● Aim of the task
Looking through the entries, count each line where the string "bytes" occurs, and write only the total.
----------
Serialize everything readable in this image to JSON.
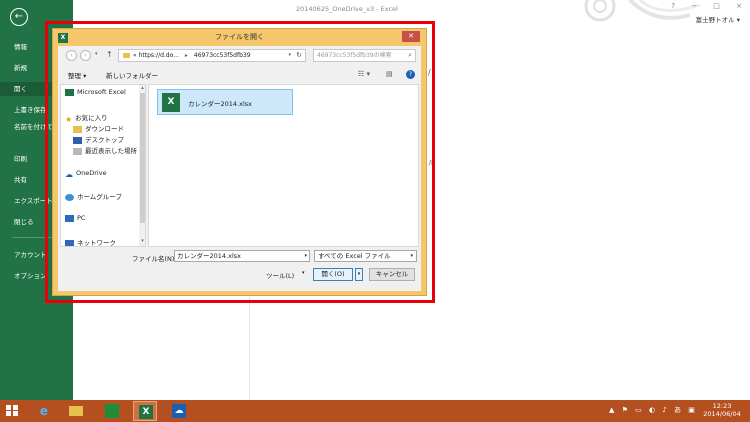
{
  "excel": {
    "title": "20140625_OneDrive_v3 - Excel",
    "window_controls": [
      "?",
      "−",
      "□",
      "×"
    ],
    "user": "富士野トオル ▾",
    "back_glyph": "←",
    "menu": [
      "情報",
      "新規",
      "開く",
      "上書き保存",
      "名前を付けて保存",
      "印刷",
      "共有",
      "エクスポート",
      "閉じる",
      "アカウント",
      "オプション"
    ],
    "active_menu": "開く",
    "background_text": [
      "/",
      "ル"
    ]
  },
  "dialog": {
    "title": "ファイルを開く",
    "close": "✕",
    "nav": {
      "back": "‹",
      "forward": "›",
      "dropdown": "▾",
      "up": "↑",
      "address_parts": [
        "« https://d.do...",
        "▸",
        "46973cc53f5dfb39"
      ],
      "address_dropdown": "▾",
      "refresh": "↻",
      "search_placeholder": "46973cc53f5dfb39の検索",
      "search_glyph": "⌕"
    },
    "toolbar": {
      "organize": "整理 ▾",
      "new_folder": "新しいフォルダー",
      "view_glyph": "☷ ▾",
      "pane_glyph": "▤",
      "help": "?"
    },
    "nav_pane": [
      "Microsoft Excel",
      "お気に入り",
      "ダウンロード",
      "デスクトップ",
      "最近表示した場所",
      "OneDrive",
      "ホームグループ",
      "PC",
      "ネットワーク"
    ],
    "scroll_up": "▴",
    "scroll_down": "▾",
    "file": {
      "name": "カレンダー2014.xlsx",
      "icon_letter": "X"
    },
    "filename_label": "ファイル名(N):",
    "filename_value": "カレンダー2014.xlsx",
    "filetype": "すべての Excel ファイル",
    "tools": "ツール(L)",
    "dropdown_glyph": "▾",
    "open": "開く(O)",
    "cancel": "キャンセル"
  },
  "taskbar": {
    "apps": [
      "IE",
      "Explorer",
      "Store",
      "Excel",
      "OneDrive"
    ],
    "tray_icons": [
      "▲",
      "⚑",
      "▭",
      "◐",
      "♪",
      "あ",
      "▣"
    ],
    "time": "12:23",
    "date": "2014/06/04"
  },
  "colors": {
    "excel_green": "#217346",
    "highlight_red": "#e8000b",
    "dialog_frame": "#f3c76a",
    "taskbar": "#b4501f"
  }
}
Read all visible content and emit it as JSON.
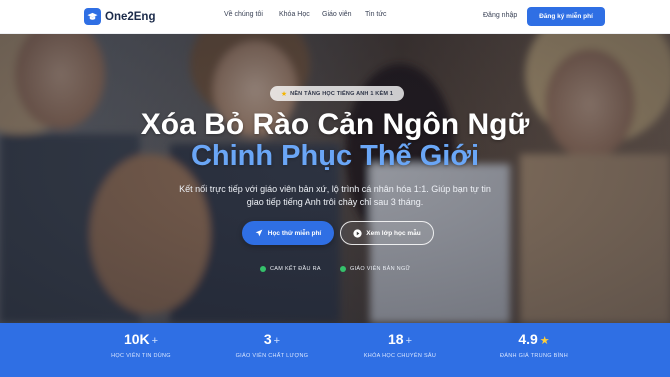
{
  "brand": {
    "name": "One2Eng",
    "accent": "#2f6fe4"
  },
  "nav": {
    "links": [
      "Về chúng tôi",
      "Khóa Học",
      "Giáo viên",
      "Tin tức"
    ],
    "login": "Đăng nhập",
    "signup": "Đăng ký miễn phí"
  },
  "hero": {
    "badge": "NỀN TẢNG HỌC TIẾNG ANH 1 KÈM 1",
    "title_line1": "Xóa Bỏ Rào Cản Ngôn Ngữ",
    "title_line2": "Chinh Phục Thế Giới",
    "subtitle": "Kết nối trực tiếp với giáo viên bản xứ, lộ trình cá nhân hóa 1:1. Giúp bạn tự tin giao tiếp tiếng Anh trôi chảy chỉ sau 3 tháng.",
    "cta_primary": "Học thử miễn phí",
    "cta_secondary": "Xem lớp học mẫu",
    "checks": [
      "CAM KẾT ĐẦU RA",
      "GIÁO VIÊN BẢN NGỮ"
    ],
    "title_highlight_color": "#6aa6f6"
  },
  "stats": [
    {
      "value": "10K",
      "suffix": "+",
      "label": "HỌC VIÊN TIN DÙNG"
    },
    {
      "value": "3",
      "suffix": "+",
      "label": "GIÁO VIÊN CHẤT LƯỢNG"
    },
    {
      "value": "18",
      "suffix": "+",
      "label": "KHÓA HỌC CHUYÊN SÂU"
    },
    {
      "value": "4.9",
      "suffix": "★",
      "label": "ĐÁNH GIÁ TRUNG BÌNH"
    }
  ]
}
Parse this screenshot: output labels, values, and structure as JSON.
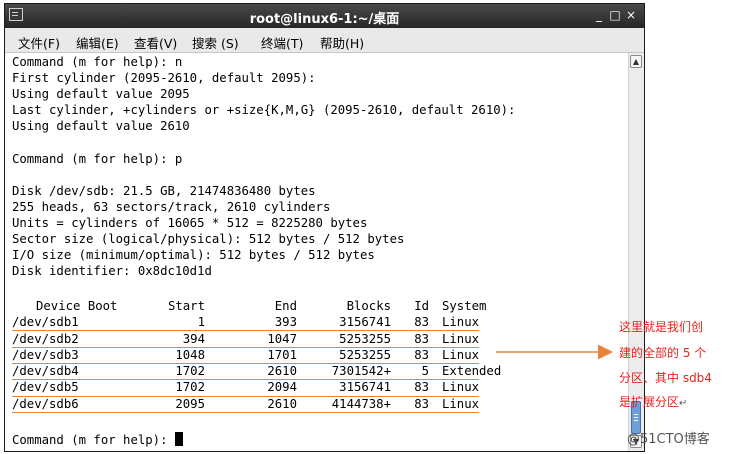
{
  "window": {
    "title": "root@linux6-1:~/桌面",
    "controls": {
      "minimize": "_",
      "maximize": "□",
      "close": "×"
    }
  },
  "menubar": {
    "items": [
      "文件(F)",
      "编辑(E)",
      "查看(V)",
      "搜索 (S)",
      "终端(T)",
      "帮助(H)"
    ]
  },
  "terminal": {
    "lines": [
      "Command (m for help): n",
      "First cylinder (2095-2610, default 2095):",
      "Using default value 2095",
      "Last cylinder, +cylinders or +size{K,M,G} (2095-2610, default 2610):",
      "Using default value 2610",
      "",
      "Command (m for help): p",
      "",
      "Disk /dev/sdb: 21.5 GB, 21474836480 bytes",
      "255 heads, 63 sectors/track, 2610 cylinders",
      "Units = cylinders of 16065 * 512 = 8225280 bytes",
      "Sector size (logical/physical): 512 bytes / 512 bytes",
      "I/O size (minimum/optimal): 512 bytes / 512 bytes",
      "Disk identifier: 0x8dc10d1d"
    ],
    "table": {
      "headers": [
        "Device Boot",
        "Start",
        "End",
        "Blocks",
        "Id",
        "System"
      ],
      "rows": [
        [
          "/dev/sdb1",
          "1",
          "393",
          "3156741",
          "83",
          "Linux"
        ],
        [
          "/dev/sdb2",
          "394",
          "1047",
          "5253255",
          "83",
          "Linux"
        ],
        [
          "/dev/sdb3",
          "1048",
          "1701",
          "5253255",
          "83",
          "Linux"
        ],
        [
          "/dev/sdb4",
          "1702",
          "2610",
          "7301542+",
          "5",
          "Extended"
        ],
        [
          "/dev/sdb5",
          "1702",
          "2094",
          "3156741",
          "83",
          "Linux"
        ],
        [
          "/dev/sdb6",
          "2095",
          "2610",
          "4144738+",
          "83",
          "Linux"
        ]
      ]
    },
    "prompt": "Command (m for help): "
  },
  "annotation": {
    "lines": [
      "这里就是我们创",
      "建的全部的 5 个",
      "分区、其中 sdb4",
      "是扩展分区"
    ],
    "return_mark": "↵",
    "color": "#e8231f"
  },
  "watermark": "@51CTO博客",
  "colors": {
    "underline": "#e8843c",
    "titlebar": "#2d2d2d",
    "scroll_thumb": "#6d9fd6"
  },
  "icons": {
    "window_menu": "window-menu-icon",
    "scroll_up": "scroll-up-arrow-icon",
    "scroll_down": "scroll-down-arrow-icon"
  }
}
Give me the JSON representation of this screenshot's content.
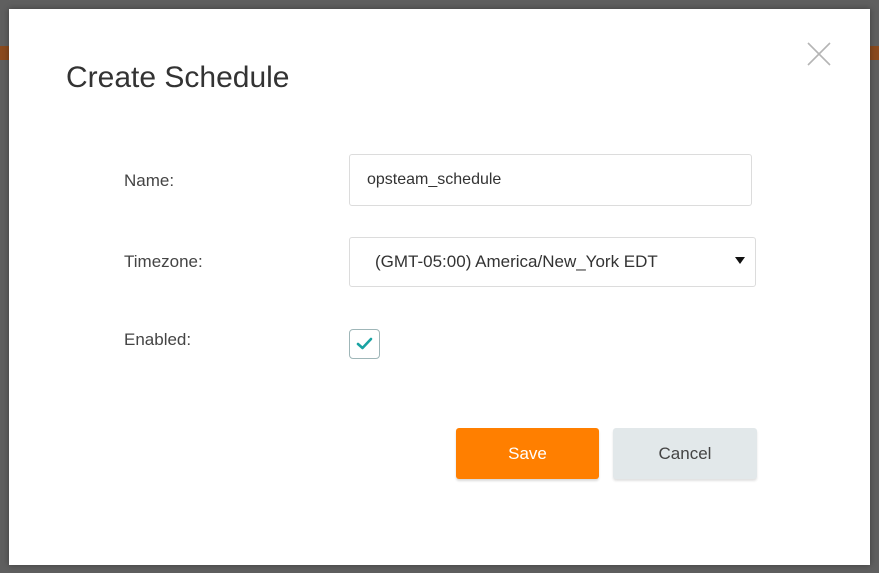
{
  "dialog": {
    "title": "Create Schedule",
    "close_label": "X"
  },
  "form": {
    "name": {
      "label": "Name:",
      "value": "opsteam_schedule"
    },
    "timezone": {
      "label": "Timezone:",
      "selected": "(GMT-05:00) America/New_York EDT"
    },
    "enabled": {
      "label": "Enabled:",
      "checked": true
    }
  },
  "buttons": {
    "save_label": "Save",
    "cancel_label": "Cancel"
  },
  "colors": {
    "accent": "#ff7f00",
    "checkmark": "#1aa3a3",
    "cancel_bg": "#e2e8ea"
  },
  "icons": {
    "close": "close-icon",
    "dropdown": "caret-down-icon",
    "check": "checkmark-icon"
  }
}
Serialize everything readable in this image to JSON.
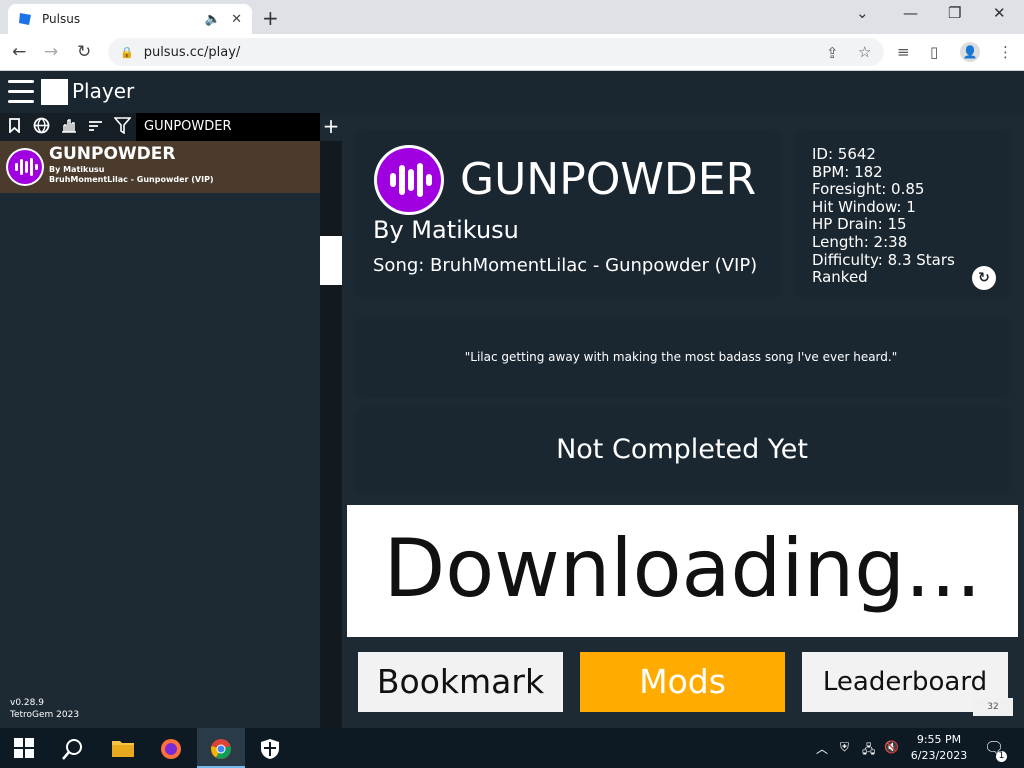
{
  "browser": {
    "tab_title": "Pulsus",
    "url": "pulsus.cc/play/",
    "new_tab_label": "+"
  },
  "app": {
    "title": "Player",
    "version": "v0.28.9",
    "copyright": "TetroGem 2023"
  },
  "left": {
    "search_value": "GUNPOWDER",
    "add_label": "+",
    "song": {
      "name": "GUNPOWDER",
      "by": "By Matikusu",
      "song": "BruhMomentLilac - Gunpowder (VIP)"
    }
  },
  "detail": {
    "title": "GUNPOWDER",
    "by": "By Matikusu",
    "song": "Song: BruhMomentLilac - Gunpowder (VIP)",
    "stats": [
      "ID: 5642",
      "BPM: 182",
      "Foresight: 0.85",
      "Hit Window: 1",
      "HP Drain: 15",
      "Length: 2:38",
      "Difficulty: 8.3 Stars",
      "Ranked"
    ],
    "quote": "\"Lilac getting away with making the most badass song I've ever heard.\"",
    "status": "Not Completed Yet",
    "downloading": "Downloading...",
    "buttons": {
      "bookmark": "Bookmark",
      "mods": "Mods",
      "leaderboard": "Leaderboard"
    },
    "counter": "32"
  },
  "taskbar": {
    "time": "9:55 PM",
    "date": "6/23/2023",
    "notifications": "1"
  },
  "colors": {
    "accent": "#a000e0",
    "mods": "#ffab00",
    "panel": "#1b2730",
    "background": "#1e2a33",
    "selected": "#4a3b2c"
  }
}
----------
● Task output
4